Even though you don’t need new plants, you can avoid deadheading the last crop to let seeds develop and become food for birds.
On the other hand, pruning is a convenient way to control the size of your plant and delay blooming a little bit. There is one fascinating thing when we are talking about pruning Coneflower.
If you cut some stems to approximately 30 inches (76 cm) height in early spring, you will delay their flowering. That way, uncut stems will flourish first and cut stems will ‘late’ a little bit. The result will be more-compact growth and a staggered and more extended bloom season.
Pests and Diseases
- Stem rot – This problem occurs when you overwater your flowers. Keep the soil moist but not soggy, and you won’t have any problem with rotting.

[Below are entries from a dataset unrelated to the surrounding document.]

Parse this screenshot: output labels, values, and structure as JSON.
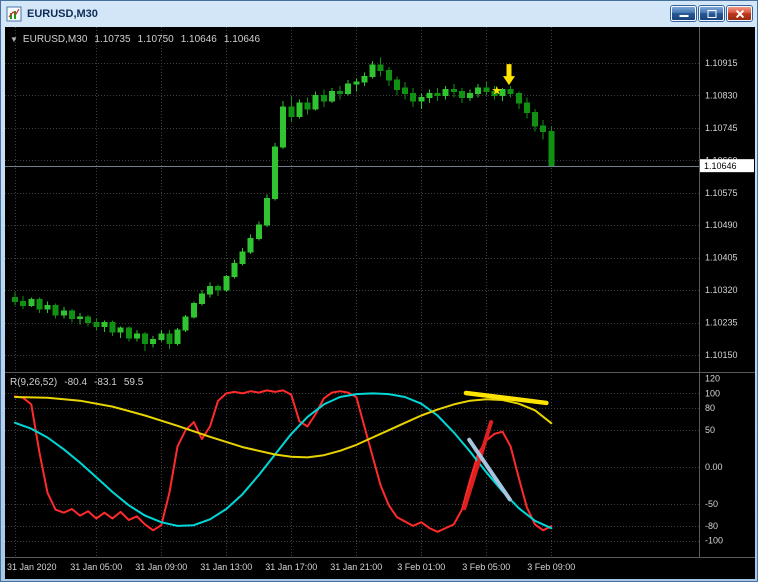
{
  "window": {
    "title": "EURUSD,M30",
    "buttons": [
      "minimize",
      "restore",
      "close"
    ]
  },
  "header": {
    "expander": "▼",
    "symbol": "EURUSD,M30",
    "open": "1.10735",
    "high": "1.10750",
    "low": "1.10646",
    "close": "1.10646"
  },
  "price_axis": {
    "labels": [
      {
        "text": "1.10915",
        "value": 1.10915
      },
      {
        "text": "1.10830",
        "value": 1.1083
      },
      {
        "text": "1.10745",
        "value": 1.10745
      },
      {
        "text": "1.10660",
        "value": 1.1066
      },
      {
        "text": "1.10575",
        "value": 1.10575
      },
      {
        "text": "1.10490",
        "value": 1.1049
      },
      {
        "text": "1.10405",
        "value": 1.10405
      },
      {
        "text": "1.10320",
        "value": 1.1032
      },
      {
        "text": "1.10235",
        "value": 1.10235
      },
      {
        "text": "1.10150",
        "value": 1.1015
      }
    ],
    "bid_tag": "1.10646"
  },
  "time_axis": {
    "ticks": [
      {
        "index": 0,
        "label": "31 Jan 2020"
      },
      {
        "index": 10,
        "label": "31 Jan 05:00"
      },
      {
        "index": 18,
        "label": "31 Jan 09:00"
      },
      {
        "index": 26,
        "label": "31 Jan 13:00"
      },
      {
        "index": 34,
        "label": "31 Jan 17:00"
      },
      {
        "index": 42,
        "label": "31 Jan 21:00"
      },
      {
        "index": 50,
        "label": "3 Feb 01:00"
      },
      {
        "index": 58,
        "label": "3 Feb 05:00"
      },
      {
        "index": 66,
        "label": "3 Feb 09:00"
      }
    ]
  },
  "indicator_panel": {
    "label": "R(9,26,52)",
    "values": [
      "-80.4",
      "-83.1",
      "59.5"
    ],
    "scale": [
      {
        "label": "120",
        "value": 120
      },
      {
        "label": "100",
        "value": 100
      },
      {
        "label": "80",
        "value": 80
      },
      {
        "label": "50",
        "value": 50
      },
      {
        "label": "0.00",
        "value": 0
      },
      {
        "label": "-50",
        "value": -50
      },
      {
        "label": "-80",
        "value": -80
      },
      {
        "label": "-100",
        "value": -100
      }
    ],
    "level_lines": [
      100,
      80,
      50,
      0,
      -50,
      -80,
      -100
    ]
  },
  "colors": {
    "bull": "#30C430",
    "bear": "#119111",
    "grid": "#3E3E3E",
    "axis_text": "#D4D4D4",
    "separator": "#5A5A5A",
    "bid_line": "#708090",
    "bid_tag_bg": "#FFFFFF",
    "bid_tag_text": "#000000",
    "red_line": "#FF2A2A",
    "cyan_line": "#00D8D8",
    "yellow_line": "#E8D400",
    "object_yellow": "#FFE400",
    "object_red": "#E02020",
    "object_steel": "#A8C4DE"
  },
  "chart_data": {
    "type": "candlestick",
    "symbol": "EURUSD",
    "timeframe": "M30",
    "bid": 1.10646,
    "candles": [
      [
        1.103,
        1.10315,
        1.1028,
        1.1029
      ],
      [
        1.1029,
        1.10305,
        1.1027,
        1.1028
      ],
      [
        1.1028,
        1.103,
        1.10275,
        1.10295
      ],
      [
        1.10295,
        1.103,
        1.1026,
        1.1027
      ],
      [
        1.1027,
        1.1029,
        1.1026,
        1.1028
      ],
      [
        1.1028,
        1.10285,
        1.10245,
        1.10255
      ],
      [
        1.10255,
        1.10275,
        1.10245,
        1.10265
      ],
      [
        1.10265,
        1.1027,
        1.10235,
        1.10245
      ],
      [
        1.10245,
        1.1026,
        1.1023,
        1.1025
      ],
      [
        1.1025,
        1.10255,
        1.10225,
        1.10235
      ],
      [
        1.10235,
        1.10245,
        1.10215,
        1.10225
      ],
      [
        1.10225,
        1.1024,
        1.1021,
        1.10235
      ],
      [
        1.10235,
        1.1024,
        1.102,
        1.1021
      ],
      [
        1.1021,
        1.10225,
        1.10195,
        1.1022
      ],
      [
        1.1022,
        1.10225,
        1.10185,
        1.10195
      ],
      [
        1.10195,
        1.10215,
        1.10185,
        1.10205
      ],
      [
        1.10205,
        1.1021,
        1.1016,
        1.1018
      ],
      [
        1.1018,
        1.102,
        1.1017,
        1.1019
      ],
      [
        1.1019,
        1.10215,
        1.10185,
        1.10205
      ],
      [
        1.10205,
        1.10215,
        1.10165,
        1.1018
      ],
      [
        1.1018,
        1.1022,
        1.10175,
        1.10215
      ],
      [
        1.10215,
        1.10255,
        1.1021,
        1.1025
      ],
      [
        1.1025,
        1.1029,
        1.10245,
        1.10285
      ],
      [
        1.10285,
        1.1032,
        1.1028,
        1.1031
      ],
      [
        1.1031,
        1.1034,
        1.103,
        1.1033
      ],
      [
        1.1033,
        1.10335,
        1.10305,
        1.1032
      ],
      [
        1.1032,
        1.1036,
        1.10315,
        1.10355
      ],
      [
        1.10355,
        1.104,
        1.1035,
        1.1039
      ],
      [
        1.1039,
        1.1043,
        1.10385,
        1.1042
      ],
      [
        1.1042,
        1.10465,
        1.10415,
        1.10455
      ],
      [
        1.10455,
        1.105,
        1.1045,
        1.1049
      ],
      [
        1.1049,
        1.1057,
        1.10485,
        1.1056
      ],
      [
        1.1056,
        1.10705,
        1.10555,
        1.10695
      ],
      [
        1.10695,
        1.10815,
        1.1069,
        1.108
      ],
      [
        1.108,
        1.1083,
        1.1076,
        1.10775
      ],
      [
        1.10775,
        1.1082,
        1.1077,
        1.1081
      ],
      [
        1.1081,
        1.10825,
        1.1078,
        1.10795
      ],
      [
        1.10795,
        1.1084,
        1.1079,
        1.1083
      ],
      [
        1.1083,
        1.10845,
        1.108,
        1.10815
      ],
      [
        1.10815,
        1.1085,
        1.1081,
        1.1084
      ],
      [
        1.1084,
        1.10855,
        1.1082,
        1.10835
      ],
      [
        1.10835,
        1.1087,
        1.1083,
        1.1086
      ],
      [
        1.1086,
        1.10875,
        1.1084,
        1.10865
      ],
      [
        1.10865,
        1.1089,
        1.10855,
        1.1088
      ],
      [
        1.1088,
        1.1092,
        1.10875,
        1.1091
      ],
      [
        1.1091,
        1.1093,
        1.1088,
        1.10895
      ],
      [
        1.10895,
        1.10905,
        1.10855,
        1.1087
      ],
      [
        1.1087,
        1.1088,
        1.1083,
        1.10845
      ],
      [
        1.1085,
        1.10865,
        1.1082,
        1.10835
      ],
      [
        1.10835,
        1.1085,
        1.108,
        1.10815
      ],
      [
        1.10815,
        1.10835,
        1.10795,
        1.10825
      ],
      [
        1.10825,
        1.10845,
        1.1081,
        1.10835
      ],
      [
        1.10835,
        1.1085,
        1.10815,
        1.1083
      ],
      [
        1.1083,
        1.10855,
        1.1082,
        1.10845
      ],
      [
        1.10845,
        1.1086,
        1.10825,
        1.1084
      ],
      [
        1.1084,
        1.1085,
        1.1081,
        1.10825
      ],
      [
        1.10825,
        1.10845,
        1.10815,
        1.10835
      ],
      [
        1.10835,
        1.1086,
        1.10825,
        1.1085
      ],
      [
        1.1085,
        1.10865,
        1.1083,
        1.1084
      ],
      [
        1.1084,
        1.10855,
        1.1082,
        1.1083
      ],
      [
        1.1083,
        1.1085,
        1.10815,
        1.10845
      ],
      [
        1.10845,
        1.10855,
        1.10825,
        1.10835
      ],
      [
        1.10835,
        1.1084,
        1.10795,
        1.1081
      ],
      [
        1.1081,
        1.10825,
        1.1077,
        1.10785
      ],
      [
        1.10785,
        1.10795,
        1.10735,
        1.1075
      ],
      [
        1.1075,
        1.10765,
        1.10715,
        1.10735
      ],
      [
        1.10735,
        1.1075,
        1.10646,
        1.10646
      ]
    ],
    "annotations": [
      {
        "type": "arrow-down",
        "index": 60.8,
        "price": 1.10857,
        "color": "#FFE400"
      },
      {
        "type": "star",
        "index": 59.3,
        "price": 1.10843,
        "color": "#FFE400",
        "glyph": "★"
      }
    ],
    "indicator": {
      "name": "R(9,26,52)",
      "current_values": [
        -80.4,
        -83.1,
        59.5
      ],
      "range": [
        -100,
        120
      ],
      "series": [
        {
          "name": "red",
          "color": "#FF2A2A",
          "points": [
            [
              0,
              96
            ],
            [
              1,
              94
            ],
            [
              2,
              85
            ],
            [
              3,
              20
            ],
            [
              4,
              -35
            ],
            [
              5,
              -58
            ],
            [
              6,
              -62
            ],
            [
              7,
              -57
            ],
            [
              8,
              -66
            ],
            [
              9,
              -60
            ],
            [
              10,
              -70
            ],
            [
              11,
              -62
            ],
            [
              12,
              -70
            ],
            [
              13,
              -61
            ],
            [
              14,
              -72
            ],
            [
              15,
              -67
            ],
            [
              16,
              -78
            ],
            [
              17,
              -86
            ],
            [
              18,
              -79
            ],
            [
              19,
              -35
            ],
            [
              20,
              28
            ],
            [
              21,
              50
            ],
            [
              22,
              61
            ],
            [
              23,
              38
            ],
            [
              24,
              55
            ],
            [
              25,
              90
            ],
            [
              26,
              100
            ],
            [
              27,
              102
            ],
            [
              28,
              100
            ],
            [
              29,
              103
            ],
            [
              30,
              101
            ],
            [
              31,
              104
            ],
            [
              32,
              102
            ],
            [
              33,
              104
            ],
            [
              34,
              98
            ],
            [
              35,
              62
            ],
            [
              36,
              55
            ],
            [
              37,
              72
            ],
            [
              38,
              93
            ],
            [
              39,
              101
            ],
            [
              40,
              103
            ],
            [
              41,
              101
            ],
            [
              42,
              95
            ],
            [
              43,
              55
            ],
            [
              44,
              15
            ],
            [
              45,
              -25
            ],
            [
              46,
              -52
            ],
            [
              47,
              -68
            ],
            [
              48,
              -74
            ],
            [
              49,
              -80
            ],
            [
              50,
              -75
            ],
            [
              51,
              -83
            ],
            [
              52,
              -88
            ],
            [
              53,
              -83
            ],
            [
              54,
              -78
            ],
            [
              55,
              -58
            ],
            [
              56,
              -18
            ],
            [
              57,
              18
            ],
            [
              58,
              36
            ],
            [
              59,
              45
            ],
            [
              60,
              48
            ],
            [
              61,
              28
            ],
            [
              62,
              -15
            ],
            [
              63,
              -55
            ],
            [
              64,
              -78
            ],
            [
              65,
              -86
            ],
            [
              66,
              -80.4
            ]
          ]
        },
        {
          "name": "cyan",
          "color": "#00D8D8",
          "points": [
            [
              0,
              60
            ],
            [
              2,
              52
            ],
            [
              4,
              40
            ],
            [
              6,
              24
            ],
            [
              8,
              6
            ],
            [
              10,
              -14
            ],
            [
              12,
              -34
            ],
            [
              14,
              -52
            ],
            [
              16,
              -66
            ],
            [
              18,
              -75
            ],
            [
              20,
              -80
            ],
            [
              22,
              -79
            ],
            [
              24,
              -71
            ],
            [
              26,
              -57
            ],
            [
              28,
              -37
            ],
            [
              30,
              -11
            ],
            [
              32,
              17
            ],
            [
              34,
              45
            ],
            [
              36,
              68
            ],
            [
              38,
              85
            ],
            [
              40,
              95
            ],
            [
              42,
              99
            ],
            [
              44,
              100
            ],
            [
              46,
              99
            ],
            [
              48,
              95
            ],
            [
              50,
              86
            ],
            [
              52,
              70
            ],
            [
              54,
              47
            ],
            [
              56,
              21
            ],
            [
              58,
              -7
            ],
            [
              60,
              -33
            ],
            [
              62,
              -56
            ],
            [
              64,
              -73
            ],
            [
              66,
              -83.1
            ]
          ]
        },
        {
          "name": "yellow",
          "color": "#E8D400",
          "points": [
            [
              0,
              95
            ],
            [
              4,
              94
            ],
            [
              8,
              90
            ],
            [
              12,
              82
            ],
            [
              16,
              70
            ],
            [
              20,
              56
            ],
            [
              24,
              41
            ],
            [
              28,
              27
            ],
            [
              32,
              17
            ],
            [
              34,
              14
            ],
            [
              36,
              13
            ],
            [
              38,
              16
            ],
            [
              40,
              22
            ],
            [
              42,
              30
            ],
            [
              44,
              40
            ],
            [
              46,
              50
            ],
            [
              48,
              60
            ],
            [
              50,
              70
            ],
            [
              52,
              78
            ],
            [
              54,
              85
            ],
            [
              56,
              90
            ],
            [
              58,
              92
            ],
            [
              60,
              91
            ],
            [
              62,
              86
            ],
            [
              64,
              77
            ],
            [
              66,
              59.5
            ]
          ]
        }
      ],
      "objects": [
        {
          "type": "trendline",
          "color": "#FFE400",
          "width": 4.5,
          "from": [
            55.5,
            100.5
          ],
          "to": [
            65.4,
            87
          ]
        },
        {
          "type": "trendline",
          "color": "#E02020",
          "width": 4,
          "from": [
            55.3,
            -56
          ],
          "to": [
            58.6,
            61
          ]
        },
        {
          "type": "trendline",
          "color": "#A8C4DE",
          "width": 4,
          "from": [
            55.9,
            37
          ],
          "to": [
            60.9,
            -44
          ]
        }
      ]
    }
  }
}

- Aster yellows – Various insects transmit this disease when the conditions of growth are not adequate. You will notice distorted, green flowers, and your plant will grow slowly and die eventually. Solve the problem by destroying the infected plants. Excellent prevention is to plant your flower in the well-draining, moderately moist ground.
- Aphids – These insects suck valuable nutrients from the foliage of your plant until killing them eventually. The honeydew they excrete will probably cause black mold along the plant’s stem. Get rid of them by applying insecticidal soap spray with a spray bottle.
- Leafhopper – These tiny green bugs cause considerable damage to leaves of your flower. The result will be the occurrence of curl, whither, and yellow leaves. Keep them under control by applying an appropriate insecticide.
- Japanese beetles – You will probably spot them in June. They may quickly destroy plants because they feed on their flowers and leaves. Destroy these bugs by applying an insecticide.
- Whiteflies – These tiny insects suck juices from leaves and stems of Coneflower. The result is the curled, distort, yellowish foliage. Unfortunately, you will have difficulties to control this condition by insecticides. The only thing you can do to get rid of these pests is to remove damaged plants. Then wash bugs away with a garden hose and apply neem oil.
- Eriophyid mites – They feed on the flower buds, which become damaged and distorted. Once they appear, you should cut the foliage to the ground and destroy them. Treat your plant with an insecticidal soap spray or handpick bugs.
- Foliar nematode – They will cause purplish, angular marks between veins of the foliage. They will become tan over time. The only way to solve this problem is to remove the infected flowers. The best solution is to prevent this condition by appropriate watering. Every time you water your plant, take care to avoid wetting stems and leaves.
- Rabbits – These cute animals are a huge problem for gardeners growing Coneflowers. They like nibbling young seedlings. Keep them far away from your flowers by applying hot pepper wax spray around your plants.